* EXERCISE DIRECTIONS *
Restate every record exactly as it is written, while omitting the pictures it holds.

+++ MATERIAL FOR THIS TASK

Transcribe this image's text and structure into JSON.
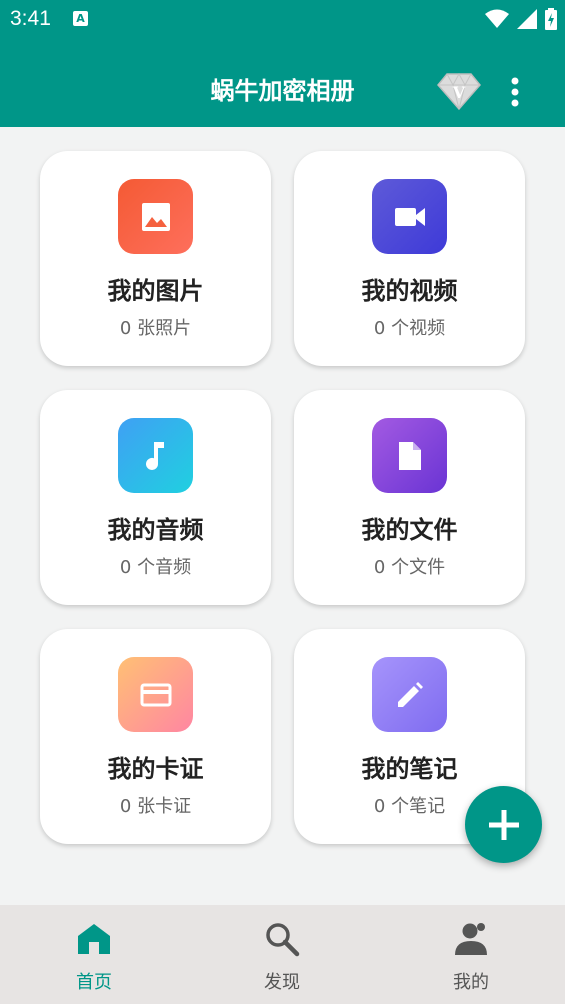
{
  "status_bar": {
    "time": "3:41",
    "notif_letter": "A"
  },
  "app_bar": {
    "title": "蜗牛加密相册",
    "vip_letter": "V"
  },
  "cards": [
    {
      "title": "我的图片",
      "subtitle": "0 张照片",
      "icon": "image-icon",
      "gradient": [
        "#f45a34",
        "#fe6f5c"
      ]
    },
    {
      "title": "我的视频",
      "subtitle": "0 个视频",
      "icon": "videocam-icon",
      "gradient": [
        "#5e5ad8",
        "#3e3ad8"
      ]
    },
    {
      "title": "我的音频",
      "subtitle": "0 个音频",
      "icon": "music-note-icon",
      "gradient": [
        "#3fa0f4",
        "#20d0e0"
      ]
    },
    {
      "title": "我的文件",
      "subtitle": "0 个文件",
      "icon": "file-icon",
      "gradient": [
        "#a35ae2",
        "#6a34d4"
      ]
    },
    {
      "title": "我的卡证",
      "subtitle": "0 张卡证",
      "icon": "card-icon",
      "gradient": [
        "#ffc074",
        "#ff86a2"
      ]
    },
    {
      "title": "我的笔记",
      "subtitle": "0 个笔记",
      "icon": "edit-icon",
      "gradient": [
        "#a694fb",
        "#7f6cf0"
      ]
    }
  ],
  "bottom_nav": [
    {
      "label": "首页",
      "icon": "home-icon",
      "active": true
    },
    {
      "label": "发现",
      "icon": "search-icon",
      "active": false
    },
    {
      "label": "我的",
      "icon": "person-icon",
      "active": false
    }
  ],
  "colors": {
    "primary": "#009688",
    "background": "#f2f3f3",
    "nav_background": "#e7e4e3"
  }
}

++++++

* RESULT FOR THIS EXERCISE *
Transcribe this image's text and structure into JSON.
{
  "status_bar": {
    "time": "3:41",
    "notif_letter": "A"
  },
  "app_bar": {
    "title": "蜗牛加密相册",
    "vip_letter": "V"
  },
  "cards": [
    {
      "title": "我的图片",
      "subtitle": "0 张照片",
      "icon": "image-icon",
      "gradient": [
        "#f45a34",
        "#fe6f5c"
      ]
    },
    {
      "title": "我的视频",
      "subtitle": "0 个视频",
      "icon": "videocam-icon",
      "gradient": [
        "#5e5ad8",
        "#3e3ad8"
      ]
    },
    {
      "title": "我的音频",
      "subtitle": "0 个音频",
      "icon": "music-note-icon",
      "gradient": [
        "#3fa0f4",
        "#20d0e0"
      ]
    },
    {
      "title": "我的文件",
      "subtitle": "0 个文件",
      "icon": "file-icon",
      "gradient": [
        "#a35ae2",
        "#6a34d4"
      ]
    },
    {
      "title": "我的卡证",
      "subtitle": "0 张卡证",
      "icon": "card-icon",
      "gradient": [
        "#ffc074",
        "#ff86a2"
      ]
    },
    {
      "title": "我的笔记",
      "subtitle": "0 个笔记",
      "icon": "edit-icon",
      "gradient": [
        "#a694fb",
        "#7f6cf0"
      ]
    }
  ],
  "bottom_nav": [
    {
      "label": "首页",
      "icon": "home-icon",
      "active": true
    },
    {
      "label": "发现",
      "icon": "search-icon",
      "active": false
    },
    {
      "label": "我的",
      "icon": "person-icon",
      "active": false
    }
  ],
  "colors": {
    "primary": "#009688",
    "background": "#f2f3f3",
    "nav_background": "#e7e4e3"
  }
}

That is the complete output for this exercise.